Pivoting in a Pandemic

The MBA Roundtable honors schools that have found creative ways to deliver educational experiences during the crisis.

THE MBA ROUNDTABLE has announced the winners for the 2020 Fast Track Curriculum Innovation Award, which recognizes MBA programs for innovations in online education during the pandemic. The award is sponsored by BusinessCAS, a centralized application service for graduate management education.

Winners were honored for their curriculum innovations in three award categories: Curriculum Content, Curriculum Delivery, and Other Innovation.

Johns Hopkins Carey Business School at Johns Hopkins University  in Baltimore, Maryland, was named Curriculum Content Winner for its Strategic Consulting Practicum: COVID-19 Response Team. In the experiential learning course held last summer, students helped small businesses determine how to pivot during the pandemic.

To identify area businesses hardest hit by the pandemic, the Carey School partnered with the Baltimore Development Corporation, which surveyed members. Based on more than 600 responses, the BDC connected the school to seven local business owners who needed to significantly alter their business operations. These business owners ran a wide range of industries, including manufacturing, distribution, service, and food and beverage.

For the eight-week course, faculty redesigned the typical consulting curriculum to be COVID-specific. Professors also posted daily “hot off the press” news articles and reports that became central to class discussions. The school plans to follow up by adding a spring course called Strategy Consulting Practicum: COVID-19 Business Re-Entry Team.
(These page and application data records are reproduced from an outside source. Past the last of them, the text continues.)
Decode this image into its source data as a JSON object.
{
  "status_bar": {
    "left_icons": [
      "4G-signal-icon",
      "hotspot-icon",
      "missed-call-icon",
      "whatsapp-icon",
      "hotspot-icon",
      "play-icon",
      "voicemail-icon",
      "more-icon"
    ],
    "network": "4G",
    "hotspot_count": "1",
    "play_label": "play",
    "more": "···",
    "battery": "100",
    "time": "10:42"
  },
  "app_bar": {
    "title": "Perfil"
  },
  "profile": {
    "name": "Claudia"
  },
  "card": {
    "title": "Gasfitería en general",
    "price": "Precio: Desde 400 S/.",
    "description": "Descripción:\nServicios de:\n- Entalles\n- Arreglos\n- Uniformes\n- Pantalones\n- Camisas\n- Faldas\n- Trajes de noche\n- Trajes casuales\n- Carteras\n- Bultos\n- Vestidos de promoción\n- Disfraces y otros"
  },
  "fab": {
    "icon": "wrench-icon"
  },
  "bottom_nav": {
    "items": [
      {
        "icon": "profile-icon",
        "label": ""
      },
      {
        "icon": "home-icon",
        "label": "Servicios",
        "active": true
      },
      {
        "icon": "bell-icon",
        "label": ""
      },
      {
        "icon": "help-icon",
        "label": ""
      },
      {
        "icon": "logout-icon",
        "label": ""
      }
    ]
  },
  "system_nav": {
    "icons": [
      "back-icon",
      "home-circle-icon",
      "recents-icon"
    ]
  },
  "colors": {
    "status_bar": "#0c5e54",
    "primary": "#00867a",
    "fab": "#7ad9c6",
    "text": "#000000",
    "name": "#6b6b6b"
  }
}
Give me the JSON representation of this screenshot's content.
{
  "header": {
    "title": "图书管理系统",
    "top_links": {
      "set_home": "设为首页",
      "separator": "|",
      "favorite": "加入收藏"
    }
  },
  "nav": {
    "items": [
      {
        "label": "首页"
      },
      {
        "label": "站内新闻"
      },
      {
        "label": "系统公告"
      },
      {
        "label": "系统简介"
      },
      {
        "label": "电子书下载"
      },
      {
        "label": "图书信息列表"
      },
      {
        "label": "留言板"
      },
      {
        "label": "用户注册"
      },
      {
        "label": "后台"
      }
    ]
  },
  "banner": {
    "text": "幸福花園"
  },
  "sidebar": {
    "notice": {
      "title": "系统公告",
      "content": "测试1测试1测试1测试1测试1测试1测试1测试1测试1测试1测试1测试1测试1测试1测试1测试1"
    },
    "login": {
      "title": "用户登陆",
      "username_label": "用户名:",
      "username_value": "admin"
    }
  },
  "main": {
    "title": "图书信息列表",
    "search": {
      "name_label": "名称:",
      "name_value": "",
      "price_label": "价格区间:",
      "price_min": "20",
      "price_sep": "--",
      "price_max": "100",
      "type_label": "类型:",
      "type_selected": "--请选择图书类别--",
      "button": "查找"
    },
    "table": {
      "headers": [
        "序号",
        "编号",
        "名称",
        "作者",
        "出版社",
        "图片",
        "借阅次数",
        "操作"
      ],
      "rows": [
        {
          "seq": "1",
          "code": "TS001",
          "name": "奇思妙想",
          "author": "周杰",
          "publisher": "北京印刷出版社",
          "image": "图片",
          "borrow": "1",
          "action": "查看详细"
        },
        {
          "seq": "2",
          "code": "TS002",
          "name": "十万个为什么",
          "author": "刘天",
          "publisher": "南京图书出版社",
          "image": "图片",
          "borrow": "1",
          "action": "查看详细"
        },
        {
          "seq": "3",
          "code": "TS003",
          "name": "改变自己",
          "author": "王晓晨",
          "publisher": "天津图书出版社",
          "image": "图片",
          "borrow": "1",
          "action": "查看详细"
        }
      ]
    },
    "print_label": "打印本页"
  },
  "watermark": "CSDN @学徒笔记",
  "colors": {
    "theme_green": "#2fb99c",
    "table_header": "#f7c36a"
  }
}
The Sydney Business School at the University of Wollongong  in Australia was chosen as the Curriculum Delivery Winner for embedding an aboriginal perspective in the MBA curriculum even during the lockdown period. The MBA program traditionally enables students to spend a day with an aboriginal leader to explore approaches to leadership, sustainability, and decision making.

During the pandemic, this experience was recreated digitally over Zoom. A local leader, Jade Kennedy, recorded videos explaining key concepts related to aboriginal ways of being. He also asked students to choose artifacts representing one of these concepts and bring them to the Zoom sessions. These sessions were designed to replicate the aboriginal tradition of a “yarning circle,” where people listen and speak from the heart. Students shared their artifacts and explored how the concepts applied in their own cultures and lives.

The Robert H. Smith School of Business at the University of Maryland  in College Park took home the prize for Other Innovation for its impact consulting fellowship. Twenty-three teams, each consisting of two master’s students and three undergraduates, were placed with University of Maryland alumni to provide pro bono consulting for two months during the pandemic. The consulting opportunity was made available to nonprofit organizations, B Corporations, and for-profit impact-driven organizations.

Award winners were evaluated on their levels of creativity, the uniqueness of their solutions, the speed at which they implemented their innovations, their resourcefulness in using existing tools or working within budgetary constraints, the innovation’s impact on students, the level of engagement across the university, and the repeatability and scalability of the initiatives.